• _Requirement_
Copy each line below that has "data".
Top of Input material
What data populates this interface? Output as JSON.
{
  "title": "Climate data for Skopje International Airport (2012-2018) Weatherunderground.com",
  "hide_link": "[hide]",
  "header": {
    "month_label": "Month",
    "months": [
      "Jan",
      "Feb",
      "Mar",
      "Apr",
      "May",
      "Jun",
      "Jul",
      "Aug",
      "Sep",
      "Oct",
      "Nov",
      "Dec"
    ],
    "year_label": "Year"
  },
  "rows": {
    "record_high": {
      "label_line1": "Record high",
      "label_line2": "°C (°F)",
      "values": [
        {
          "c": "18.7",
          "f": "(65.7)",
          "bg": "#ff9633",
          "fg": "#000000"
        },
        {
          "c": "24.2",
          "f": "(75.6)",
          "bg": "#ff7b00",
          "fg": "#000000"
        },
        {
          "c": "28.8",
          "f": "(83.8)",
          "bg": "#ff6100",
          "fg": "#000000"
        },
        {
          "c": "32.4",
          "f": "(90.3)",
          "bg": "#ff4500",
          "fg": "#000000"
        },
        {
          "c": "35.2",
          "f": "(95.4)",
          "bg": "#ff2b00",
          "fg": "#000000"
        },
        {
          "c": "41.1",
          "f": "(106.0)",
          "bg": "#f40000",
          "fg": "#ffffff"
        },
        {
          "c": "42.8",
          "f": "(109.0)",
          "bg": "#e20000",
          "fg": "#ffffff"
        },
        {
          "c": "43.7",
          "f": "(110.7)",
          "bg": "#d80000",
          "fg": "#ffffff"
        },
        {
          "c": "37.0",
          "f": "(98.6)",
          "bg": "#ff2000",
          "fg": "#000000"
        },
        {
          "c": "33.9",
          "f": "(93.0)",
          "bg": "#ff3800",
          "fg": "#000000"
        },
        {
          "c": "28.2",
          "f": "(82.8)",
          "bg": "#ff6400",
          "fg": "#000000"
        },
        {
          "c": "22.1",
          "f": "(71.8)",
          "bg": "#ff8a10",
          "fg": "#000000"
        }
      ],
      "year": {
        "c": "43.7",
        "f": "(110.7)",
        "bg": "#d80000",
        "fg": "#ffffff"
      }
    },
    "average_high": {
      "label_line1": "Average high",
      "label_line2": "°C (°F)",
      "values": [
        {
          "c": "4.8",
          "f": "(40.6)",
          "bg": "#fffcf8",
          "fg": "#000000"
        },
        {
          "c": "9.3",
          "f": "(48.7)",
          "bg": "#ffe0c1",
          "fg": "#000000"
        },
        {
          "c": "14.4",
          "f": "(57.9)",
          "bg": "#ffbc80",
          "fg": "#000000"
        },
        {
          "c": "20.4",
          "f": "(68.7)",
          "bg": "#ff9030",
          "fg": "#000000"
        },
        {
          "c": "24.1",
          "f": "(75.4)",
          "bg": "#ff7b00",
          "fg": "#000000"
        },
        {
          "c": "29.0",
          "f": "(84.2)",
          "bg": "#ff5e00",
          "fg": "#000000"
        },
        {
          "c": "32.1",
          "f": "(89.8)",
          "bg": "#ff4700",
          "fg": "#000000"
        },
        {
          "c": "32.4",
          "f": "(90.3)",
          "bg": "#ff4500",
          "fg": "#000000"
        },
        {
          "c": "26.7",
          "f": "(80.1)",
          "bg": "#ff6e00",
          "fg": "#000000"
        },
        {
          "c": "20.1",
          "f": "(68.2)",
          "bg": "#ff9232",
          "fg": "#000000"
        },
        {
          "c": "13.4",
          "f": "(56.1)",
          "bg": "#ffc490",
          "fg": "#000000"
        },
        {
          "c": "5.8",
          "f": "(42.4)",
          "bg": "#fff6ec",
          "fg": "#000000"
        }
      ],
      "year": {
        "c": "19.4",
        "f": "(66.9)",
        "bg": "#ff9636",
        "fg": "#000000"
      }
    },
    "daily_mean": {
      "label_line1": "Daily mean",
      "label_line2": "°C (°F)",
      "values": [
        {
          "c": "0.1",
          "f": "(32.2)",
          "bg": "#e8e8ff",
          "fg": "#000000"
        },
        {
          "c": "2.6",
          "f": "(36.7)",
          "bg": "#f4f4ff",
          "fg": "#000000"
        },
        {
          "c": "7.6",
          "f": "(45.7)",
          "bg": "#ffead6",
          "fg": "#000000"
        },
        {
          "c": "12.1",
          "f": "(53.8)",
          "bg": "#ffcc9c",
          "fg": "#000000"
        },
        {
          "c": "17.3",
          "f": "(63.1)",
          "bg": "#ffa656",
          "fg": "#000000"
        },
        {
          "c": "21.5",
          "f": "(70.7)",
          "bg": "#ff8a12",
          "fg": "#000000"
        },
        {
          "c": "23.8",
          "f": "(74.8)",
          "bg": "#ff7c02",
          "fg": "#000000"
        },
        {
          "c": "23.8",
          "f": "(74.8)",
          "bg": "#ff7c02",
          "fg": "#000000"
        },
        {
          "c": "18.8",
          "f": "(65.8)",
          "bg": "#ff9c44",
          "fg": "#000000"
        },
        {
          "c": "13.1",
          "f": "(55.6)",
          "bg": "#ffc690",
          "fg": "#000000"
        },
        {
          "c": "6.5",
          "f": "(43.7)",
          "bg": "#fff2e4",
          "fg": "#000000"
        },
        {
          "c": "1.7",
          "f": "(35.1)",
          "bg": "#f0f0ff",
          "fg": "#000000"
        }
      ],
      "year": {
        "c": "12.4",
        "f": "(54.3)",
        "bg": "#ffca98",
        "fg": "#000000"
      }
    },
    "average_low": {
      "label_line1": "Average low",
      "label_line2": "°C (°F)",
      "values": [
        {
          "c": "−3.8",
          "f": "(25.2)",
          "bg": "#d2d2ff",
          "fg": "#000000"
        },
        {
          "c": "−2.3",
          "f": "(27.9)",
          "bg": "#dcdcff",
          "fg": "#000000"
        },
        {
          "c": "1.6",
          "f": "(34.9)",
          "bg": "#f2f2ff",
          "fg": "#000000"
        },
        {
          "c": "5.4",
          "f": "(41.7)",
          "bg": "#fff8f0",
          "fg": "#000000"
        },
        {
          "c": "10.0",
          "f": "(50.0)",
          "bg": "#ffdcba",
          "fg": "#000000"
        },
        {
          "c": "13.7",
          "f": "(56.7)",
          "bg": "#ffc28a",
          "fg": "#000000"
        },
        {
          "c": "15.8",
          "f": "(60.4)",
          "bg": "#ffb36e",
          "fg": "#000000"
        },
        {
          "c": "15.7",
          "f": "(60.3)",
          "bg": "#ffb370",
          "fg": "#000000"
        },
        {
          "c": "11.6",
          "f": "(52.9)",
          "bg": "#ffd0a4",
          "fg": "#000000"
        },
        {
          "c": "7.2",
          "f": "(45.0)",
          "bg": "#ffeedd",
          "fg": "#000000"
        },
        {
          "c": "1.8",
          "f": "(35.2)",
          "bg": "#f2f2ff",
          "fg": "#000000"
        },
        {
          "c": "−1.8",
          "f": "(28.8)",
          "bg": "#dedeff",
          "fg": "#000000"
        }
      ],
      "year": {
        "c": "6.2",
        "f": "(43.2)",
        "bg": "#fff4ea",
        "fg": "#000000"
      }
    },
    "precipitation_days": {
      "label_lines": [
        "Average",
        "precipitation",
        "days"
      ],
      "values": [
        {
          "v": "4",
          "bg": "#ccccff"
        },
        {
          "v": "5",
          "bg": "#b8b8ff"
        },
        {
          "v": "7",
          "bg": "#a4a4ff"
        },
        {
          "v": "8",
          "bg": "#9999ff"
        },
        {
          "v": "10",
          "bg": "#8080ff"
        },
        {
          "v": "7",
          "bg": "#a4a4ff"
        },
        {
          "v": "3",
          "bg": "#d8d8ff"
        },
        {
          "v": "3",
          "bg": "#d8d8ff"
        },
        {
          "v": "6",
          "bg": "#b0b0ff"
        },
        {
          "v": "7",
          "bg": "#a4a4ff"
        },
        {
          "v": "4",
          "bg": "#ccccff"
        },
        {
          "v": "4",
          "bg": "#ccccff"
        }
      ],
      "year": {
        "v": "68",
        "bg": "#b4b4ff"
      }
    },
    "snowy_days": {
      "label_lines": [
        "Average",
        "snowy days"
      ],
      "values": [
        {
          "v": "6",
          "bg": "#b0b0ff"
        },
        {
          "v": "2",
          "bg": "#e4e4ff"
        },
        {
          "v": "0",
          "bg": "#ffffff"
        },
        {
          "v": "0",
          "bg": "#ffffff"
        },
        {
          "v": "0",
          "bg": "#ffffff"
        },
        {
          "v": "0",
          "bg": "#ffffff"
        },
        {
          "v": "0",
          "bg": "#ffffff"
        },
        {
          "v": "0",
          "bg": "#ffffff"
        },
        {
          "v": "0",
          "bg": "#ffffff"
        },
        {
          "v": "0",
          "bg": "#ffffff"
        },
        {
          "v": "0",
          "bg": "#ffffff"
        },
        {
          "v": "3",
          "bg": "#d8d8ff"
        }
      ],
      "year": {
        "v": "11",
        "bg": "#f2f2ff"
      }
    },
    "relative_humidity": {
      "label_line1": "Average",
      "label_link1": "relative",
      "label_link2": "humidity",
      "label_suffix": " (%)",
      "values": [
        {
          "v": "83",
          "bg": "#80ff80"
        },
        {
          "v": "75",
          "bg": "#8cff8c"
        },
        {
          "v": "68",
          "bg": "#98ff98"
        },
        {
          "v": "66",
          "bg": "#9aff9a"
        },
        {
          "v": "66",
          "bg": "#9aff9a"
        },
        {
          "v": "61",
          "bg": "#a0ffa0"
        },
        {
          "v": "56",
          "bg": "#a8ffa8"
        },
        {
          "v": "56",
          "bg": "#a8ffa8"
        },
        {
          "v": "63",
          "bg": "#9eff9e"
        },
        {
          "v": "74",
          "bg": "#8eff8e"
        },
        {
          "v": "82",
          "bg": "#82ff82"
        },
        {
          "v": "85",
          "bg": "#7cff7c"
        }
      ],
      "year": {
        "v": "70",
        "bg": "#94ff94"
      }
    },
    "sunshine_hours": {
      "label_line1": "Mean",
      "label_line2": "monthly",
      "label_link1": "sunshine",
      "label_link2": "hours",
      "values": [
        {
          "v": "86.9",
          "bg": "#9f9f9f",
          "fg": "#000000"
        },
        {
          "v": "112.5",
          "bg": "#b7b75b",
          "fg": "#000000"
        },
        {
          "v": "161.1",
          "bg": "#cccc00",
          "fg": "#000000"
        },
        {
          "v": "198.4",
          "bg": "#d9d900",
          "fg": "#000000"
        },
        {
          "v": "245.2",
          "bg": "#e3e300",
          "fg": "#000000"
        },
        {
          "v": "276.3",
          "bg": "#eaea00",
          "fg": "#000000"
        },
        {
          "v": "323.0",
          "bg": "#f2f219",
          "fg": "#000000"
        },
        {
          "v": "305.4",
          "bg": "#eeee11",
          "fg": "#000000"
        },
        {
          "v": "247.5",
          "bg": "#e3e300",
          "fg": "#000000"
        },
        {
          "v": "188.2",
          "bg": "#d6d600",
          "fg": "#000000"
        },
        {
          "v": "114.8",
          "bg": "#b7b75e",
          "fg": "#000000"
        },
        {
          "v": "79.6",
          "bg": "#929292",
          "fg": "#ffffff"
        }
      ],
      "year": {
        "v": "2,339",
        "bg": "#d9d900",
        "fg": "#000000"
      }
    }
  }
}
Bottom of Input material
• _Result_
What data populates this interface? Output as JSON.
  "title": "Climate data for Skopje International Airport (2012-2018) Weatherunderground.com",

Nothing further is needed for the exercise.